The Franciscan Friars of the Renewal of the South Bronx, as Father Groeschel calls them, have got a magnificent article in the NY Times yesterday. Click on this link to see some great photos of their life as a slide show. They begin by featuring their monthly "holy hour of prayer and song and ensuing music festival are part of an event called Catholic Underground" that even features punk music that is appealing to young Catholic students and professionals.
"...In 1987, eight Capuchins once again felt the call to renew St. Francis’s vision. With $800 and the approval of Cardinal John O’Connor, the archbishop of New York, they set out to yet again start afresh.
Cardinal O’Connor lent the friars a neglected Polish parish on East 156th Street and Melrose Avenue, which they christened St. Crispin Friary. There, they met all their needs for food and other staples by begging, and they began pursuing their mission on crime-infested streets among drug addicts and burned-out buildings. One of their first acts was to establish an 18-bed shelter, the St. Padre Pio Shelter for Homeless Men, which adjoins the friary and has been open every night since that first Christmas.
The friars devote themselves to evangelizing and fostering a strong prayer and community life while renewing their dedication to poverty, chastity and obedience. Or as the friars like to joke, “No bling-bling, no sweet thing, Christ is King.”
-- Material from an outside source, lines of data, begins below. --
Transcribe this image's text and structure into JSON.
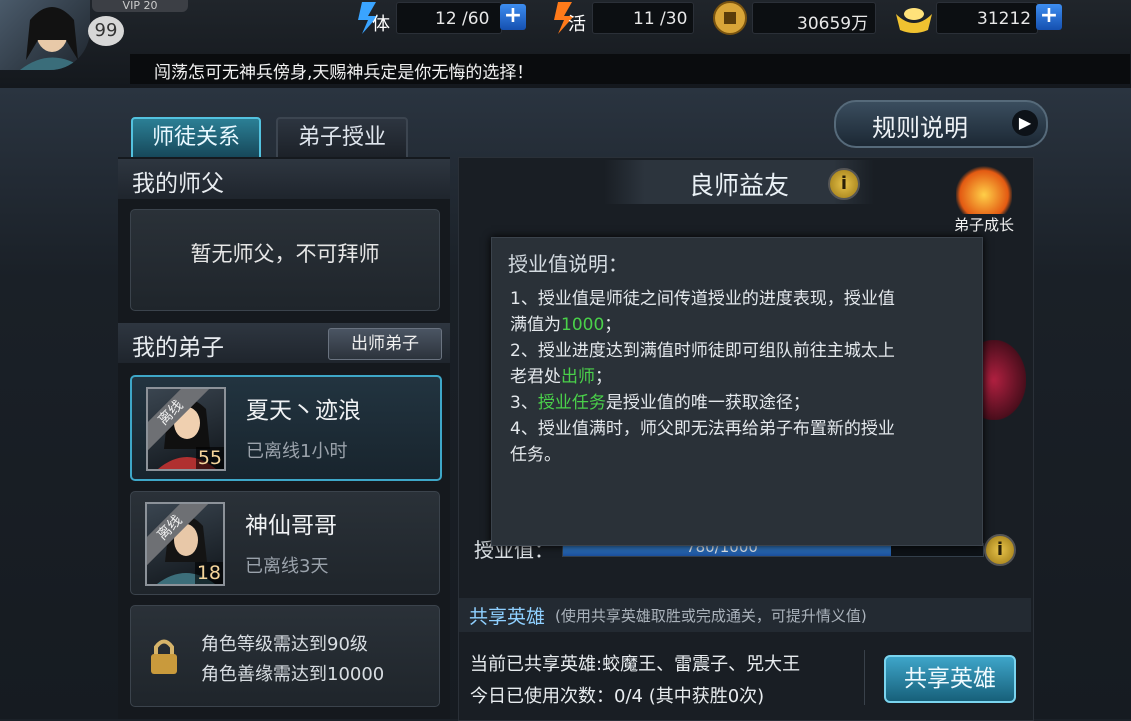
{
  "topbar": {
    "vip_label": "VIP 20",
    "player_level": "99",
    "stamina": {
      "label": "体",
      "value": "12 /60"
    },
    "energy": {
      "label": "活",
      "value": "11 /30"
    },
    "coins": {
      "value": "30659万"
    },
    "ingots": {
      "value": "31212"
    },
    "plus_symbol": "+",
    "marquee": "闯荡怎可无神兵傍身,天赐神兵定是你无悔的选择！"
  },
  "tabs": [
    "师徒关系",
    "弟子授业"
  ],
  "rules_button": {
    "label": "规则说明",
    "arrow": "▶"
  },
  "left": {
    "master_section": "我的师父",
    "master_empty": "暂无师父，不可拜师",
    "disciples_section": "我的弟子",
    "graduate_button": "出师弟子",
    "disciples": [
      {
        "name": "夏天丶迹浪",
        "level": "55",
        "status": "已离线1小时",
        "tag": "离线"
      },
      {
        "name": "神仙哥哥",
        "level": "18",
        "status": "已离线3天",
        "tag": "离线"
      }
    ],
    "lock": {
      "line1": "角色等级需达到90级",
      "line2": "角色善缘需达到10000"
    }
  },
  "right": {
    "title": "良师益友",
    "info_glyph": "i",
    "growth_label": "弟子成长",
    "tooltip": {
      "title": "授业值说明：",
      "l1": "1、授业值是师徒之间传道授业的进度表现，授业值",
      "l2a": "满值为",
      "l2b": "1000",
      "l2c": "；",
      "l3": "2、授业进度达到满值时师徒即可组队前往主城太上",
      "l4a": "老君处",
      "l4b": "出师",
      "l4c": "；",
      "l5a": "3、",
      "l5b": "授业任务",
      "l5c": "是授业值的唯一获取途径；",
      "l6": "4、授业值满时，师父即无法再给弟子布置新的授业",
      "l7": "任务。"
    },
    "progress": {
      "label": "授业值：",
      "text": "780/1000",
      "fraction": 0.78
    },
    "share": {
      "title": "共享英雄",
      "desc": "(使用共享英雄取胜或完成通关，可提升情义值)",
      "current": "当前已共享英雄:蛟魔王、雷震子、兕大王",
      "usage": "今日已使用次数：0/4 (其中获胜0次)",
      "button": "共享英雄"
    }
  }
}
This year, 15 men with an average age of 26 entered the Friars of the Renewal as postulants, or candidates, among them a veteran of the Iraq war and a graduate of Cornell.
“I am always impressed that these are young men of great ability, and usually from backgrounds of academic accomplishment,” said the Rev. Richard John Neuhaus, who teaches the friars at St. Joseph’s Seminary in Dunwoodie, a section of Yonkers. “They could have done a thousand other things, but they have very deliberately chosen the high adventure of being a Friar of the Renewal.”
[...snip] Read much more Here!